— Records from a collection —
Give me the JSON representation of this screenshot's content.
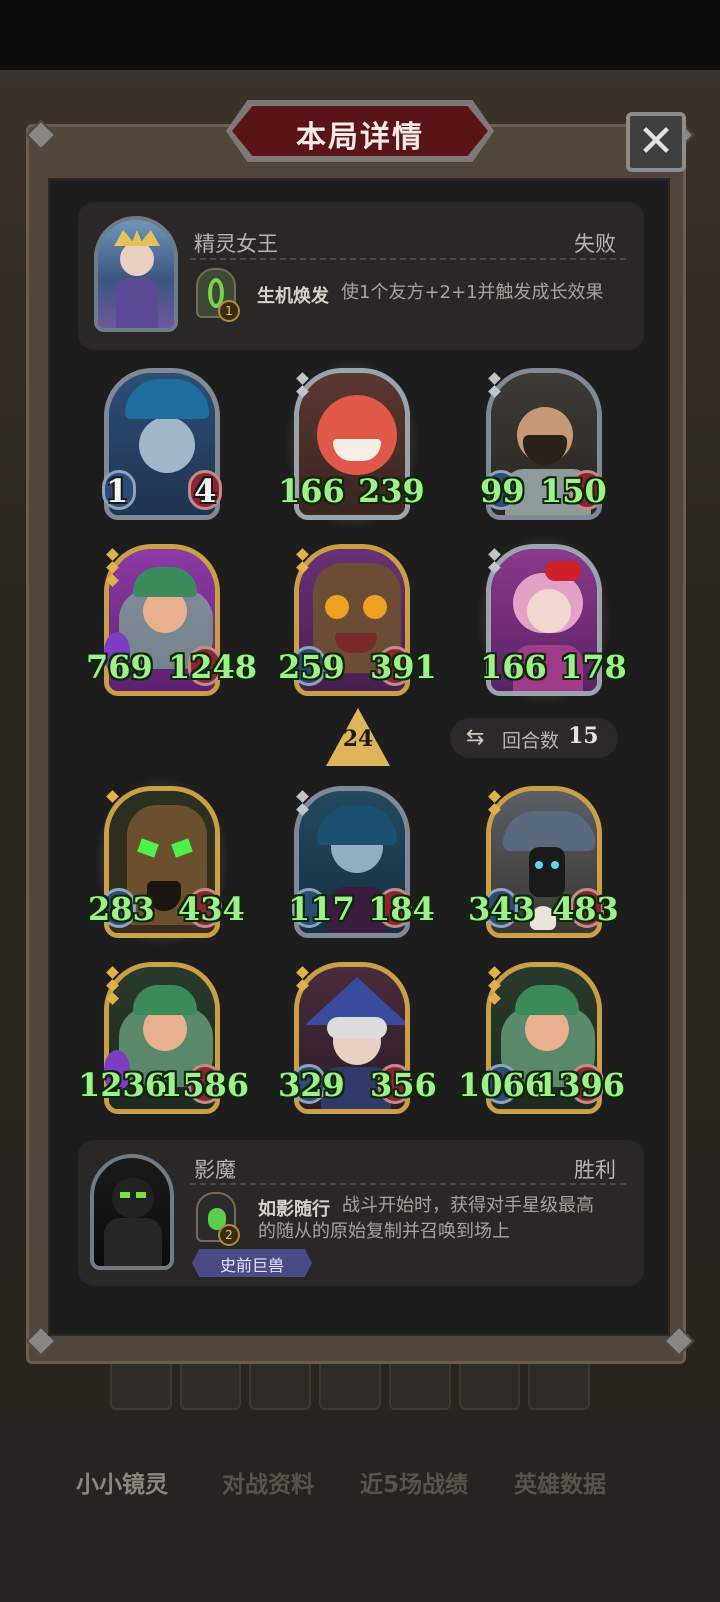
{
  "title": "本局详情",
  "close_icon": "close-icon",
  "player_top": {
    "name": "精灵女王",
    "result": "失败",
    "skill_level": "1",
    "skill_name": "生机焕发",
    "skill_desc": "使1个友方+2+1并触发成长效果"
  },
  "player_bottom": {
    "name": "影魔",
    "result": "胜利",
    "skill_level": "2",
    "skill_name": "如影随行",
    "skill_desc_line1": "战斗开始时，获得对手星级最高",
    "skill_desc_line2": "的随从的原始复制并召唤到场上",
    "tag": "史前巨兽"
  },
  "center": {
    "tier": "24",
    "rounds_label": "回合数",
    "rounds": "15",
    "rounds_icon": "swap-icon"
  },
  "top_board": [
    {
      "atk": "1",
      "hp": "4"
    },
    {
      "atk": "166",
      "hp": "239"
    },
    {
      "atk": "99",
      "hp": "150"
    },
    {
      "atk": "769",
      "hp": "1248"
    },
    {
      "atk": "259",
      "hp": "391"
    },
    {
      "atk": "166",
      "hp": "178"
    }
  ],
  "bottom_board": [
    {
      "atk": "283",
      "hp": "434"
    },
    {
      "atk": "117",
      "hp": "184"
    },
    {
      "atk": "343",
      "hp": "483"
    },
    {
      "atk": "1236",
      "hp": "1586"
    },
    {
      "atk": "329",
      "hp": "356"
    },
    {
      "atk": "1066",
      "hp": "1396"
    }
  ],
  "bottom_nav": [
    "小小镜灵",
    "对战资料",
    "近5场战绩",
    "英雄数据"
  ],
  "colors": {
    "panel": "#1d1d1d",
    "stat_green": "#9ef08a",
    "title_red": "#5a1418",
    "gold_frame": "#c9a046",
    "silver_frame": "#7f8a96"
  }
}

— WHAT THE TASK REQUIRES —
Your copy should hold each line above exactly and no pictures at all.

— ANSWER TO THIS PROBLEM —
Give me the JSON representation of this screenshot's content.
{
  "title": "本局详情",
  "close_icon": "close-icon",
  "player_top": {
    "name": "精灵女王",
    "result": "失败",
    "skill_level": "1",
    "skill_name": "生机焕发",
    "skill_desc": "使1个友方+2+1并触发成长效果"
  },
  "player_bottom": {
    "name": "影魔",
    "result": "胜利",
    "skill_level": "2",
    "skill_name": "如影随行",
    "skill_desc_line1": "战斗开始时，获得对手星级最高",
    "skill_desc_line2": "的随从的原始复制并召唤到场上",
    "tag": "史前巨兽"
  },
  "center": {
    "tier": "24",
    "rounds_label": "回合数",
    "rounds": "15",
    "rounds_icon": "swap-icon"
  },
  "top_board": [
    {
      "atk": "1",
      "hp": "4"
    },
    {
      "atk": "166",
      "hp": "239"
    },
    {
      "atk": "99",
      "hp": "150"
    },
    {
      "atk": "769",
      "hp": "1248"
    },
    {
      "atk": "259",
      "hp": "391"
    },
    {
      "atk": "166",
      "hp": "178"
    }
  ],
  "bottom_board": [
    {
      "atk": "283",
      "hp": "434"
    },
    {
      "atk": "117",
      "hp": "184"
    },
    {
      "atk": "343",
      "hp": "483"
    },
    {
      "atk": "1236",
      "hp": "1586"
    },
    {
      "atk": "329",
      "hp": "356"
    },
    {
      "atk": "1066",
      "hp": "1396"
    }
  ],
  "bottom_nav": [
    "小小镜灵",
    "对战资料",
    "近5场战绩",
    "英雄数据"
  ],
  "colors": {
    "panel": "#1d1d1d",
    "stat_green": "#9ef08a",
    "title_red": "#5a1418",
    "gold_frame": "#c9a046",
    "silver_frame": "#7f8a96"
  }
}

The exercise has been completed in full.